And so, for me, I think when we start talking about penalizing people for speech, I think that’s definitely where I become deeply concerned. I’m talking—I’m imagining that this messaging is happening around a situation. And again, you can’t possibly respond or message about every single issue. And, again, I don’t have the solution to how one decides when, and how, and where. And I can see how some administrations might come to the conclusion that they’re basically not going to do it, except in very few situations, because the picking and choosing is too difficult, and then you’re just going to get slammed for being inconsistent.
But I hope that, Allen, I am being clear about, I don’t—I don’t think speech should be stopped. And I think bias is your right. We all have our own biases. And I think talking about how one evaluates their own bias and then how that plays out either in your classroom or in your interpersonal interactions is a topic for another webinar.
CASA: Thank you, Michelle. Thanks for speaking with us today, and to all of you for your questions and comments. You can follow the University of California Free Speech Center on Twitter at @ucfreespeechctr. We will be forwarding to you resources relevant to this talk in a follow-up email. And you’ll also soon be receiving an invitation to our next Higher Education Webinar. In the meantime, I encourage you to follow @CFR_Academic on Twitter, and visit CFR.org, ForeignAffairs.com, and ThinkGlobalHealth.org for research and analysis on global issues.
I hope you all have a great start to the fall semester.
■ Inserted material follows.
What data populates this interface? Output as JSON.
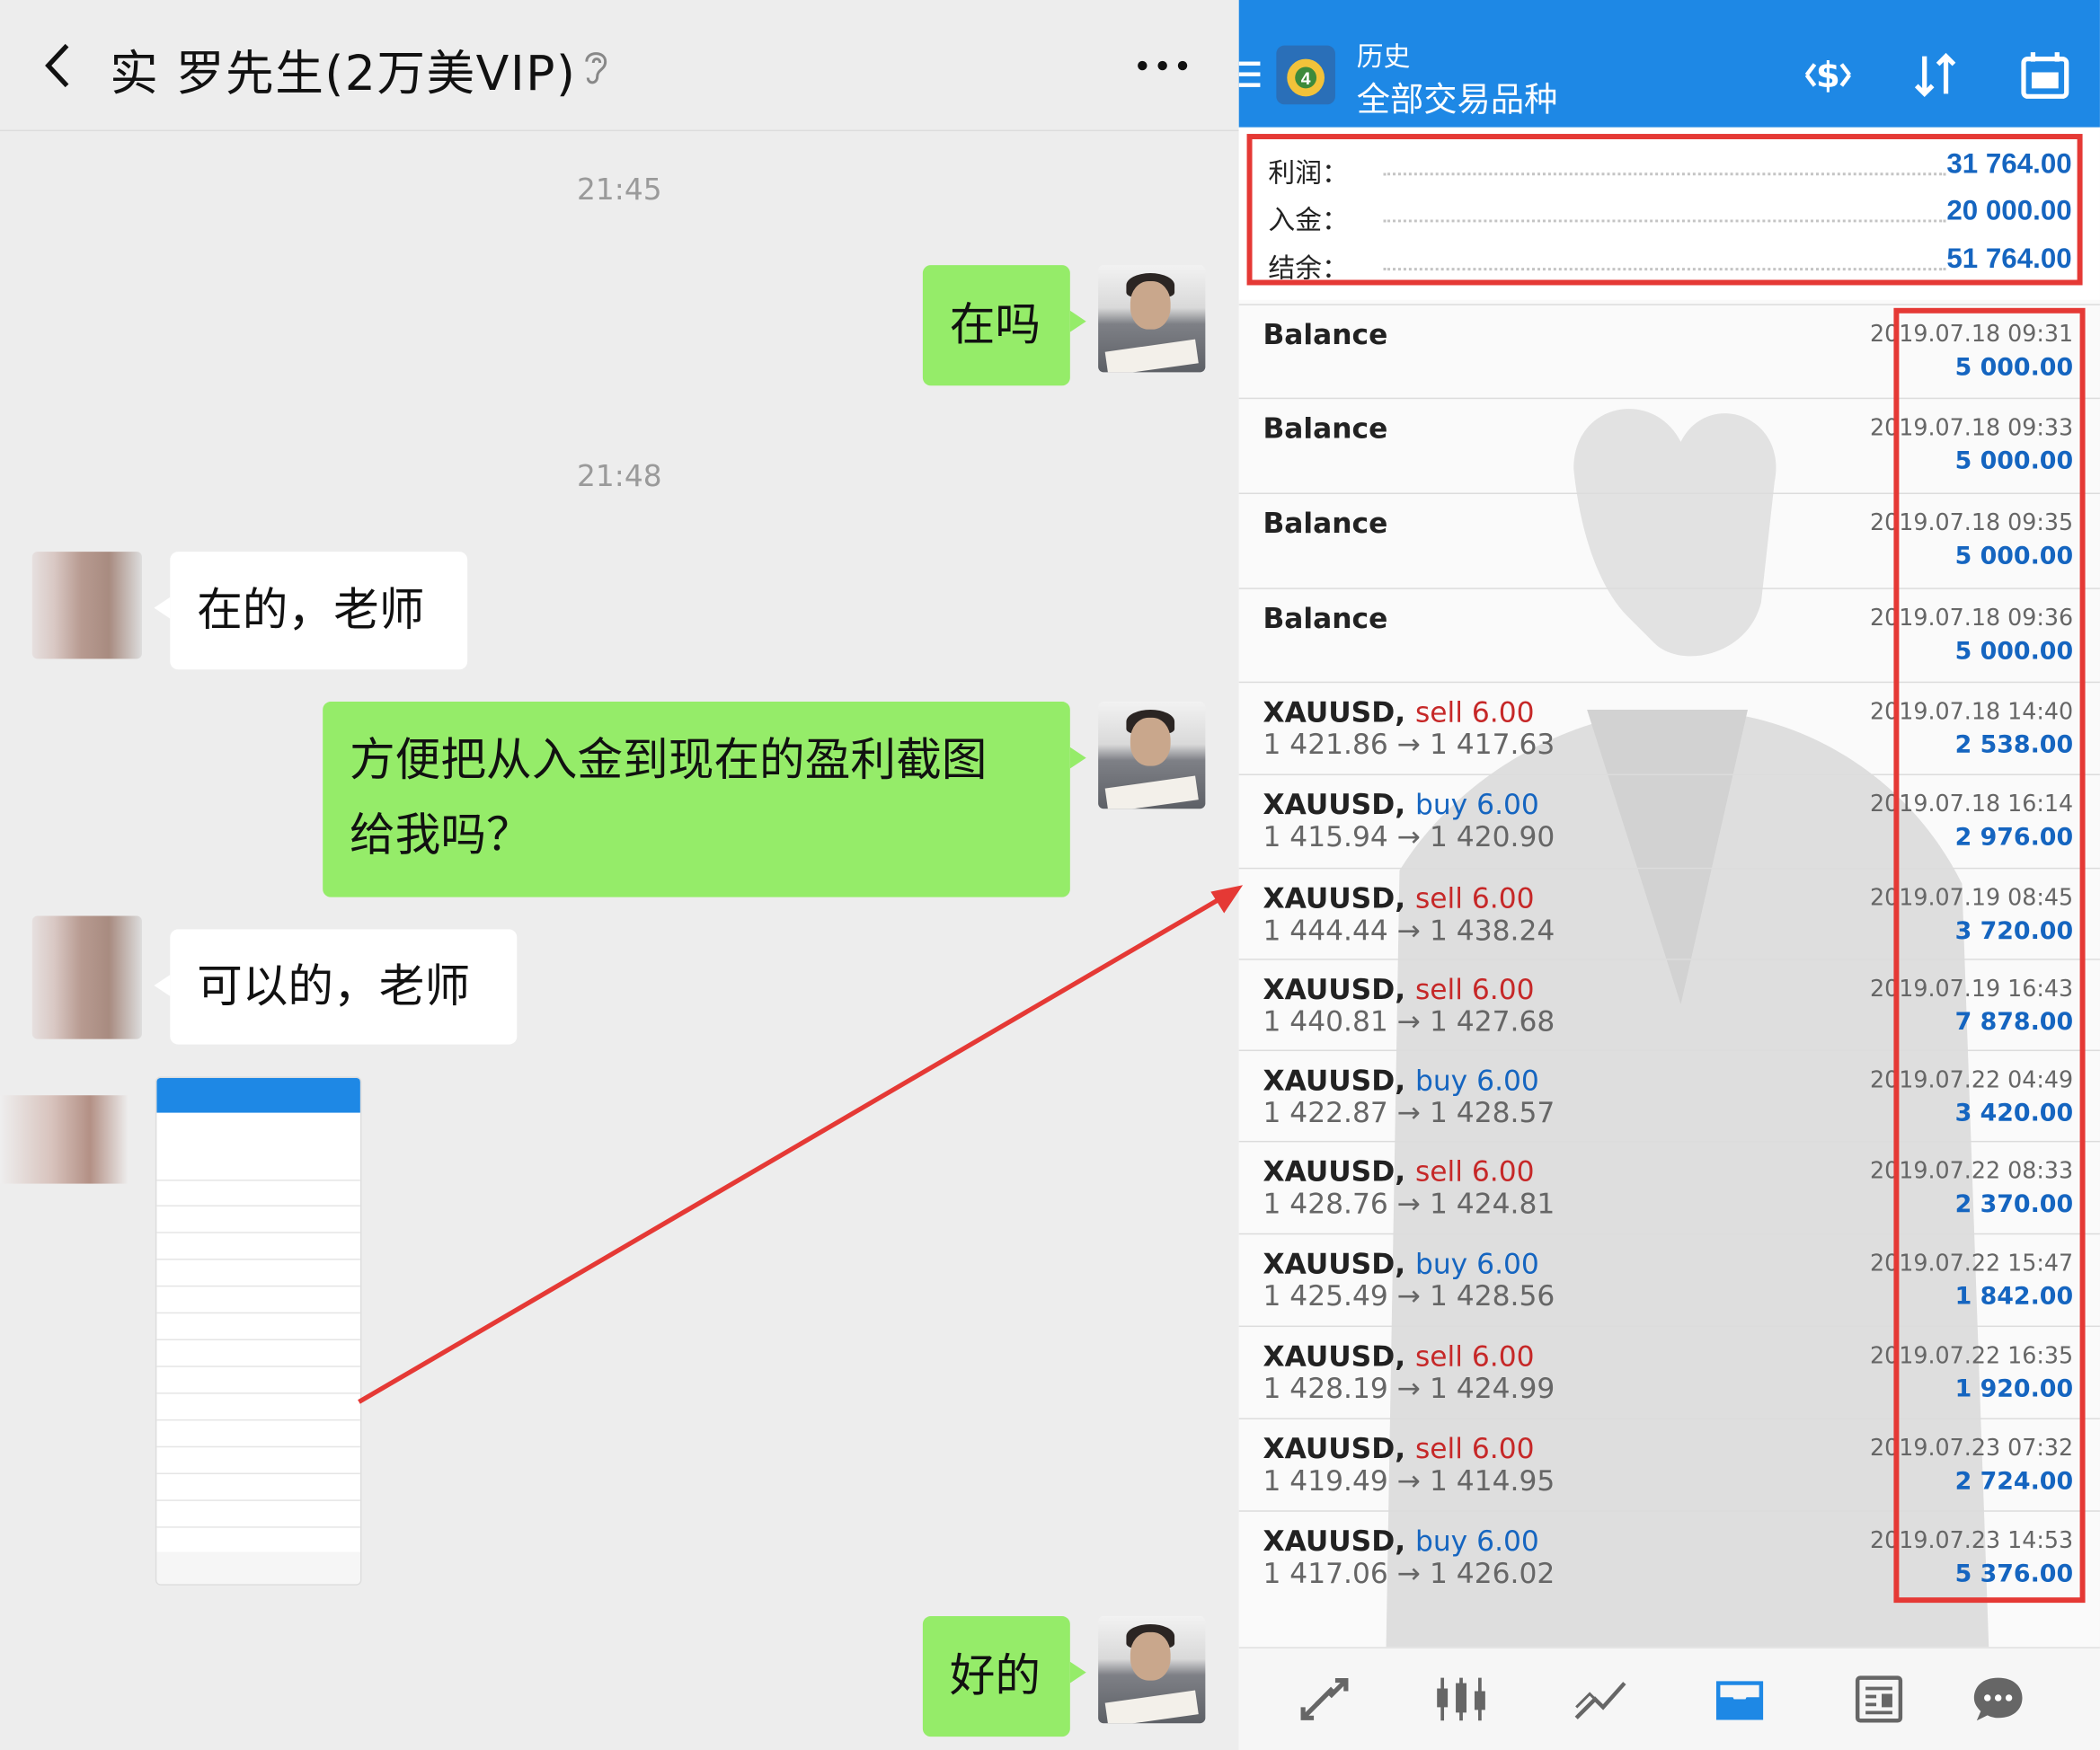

Thank you, again, for joining us today. And we look forward to your continued participation in the CFR Higher Education Webinar Series.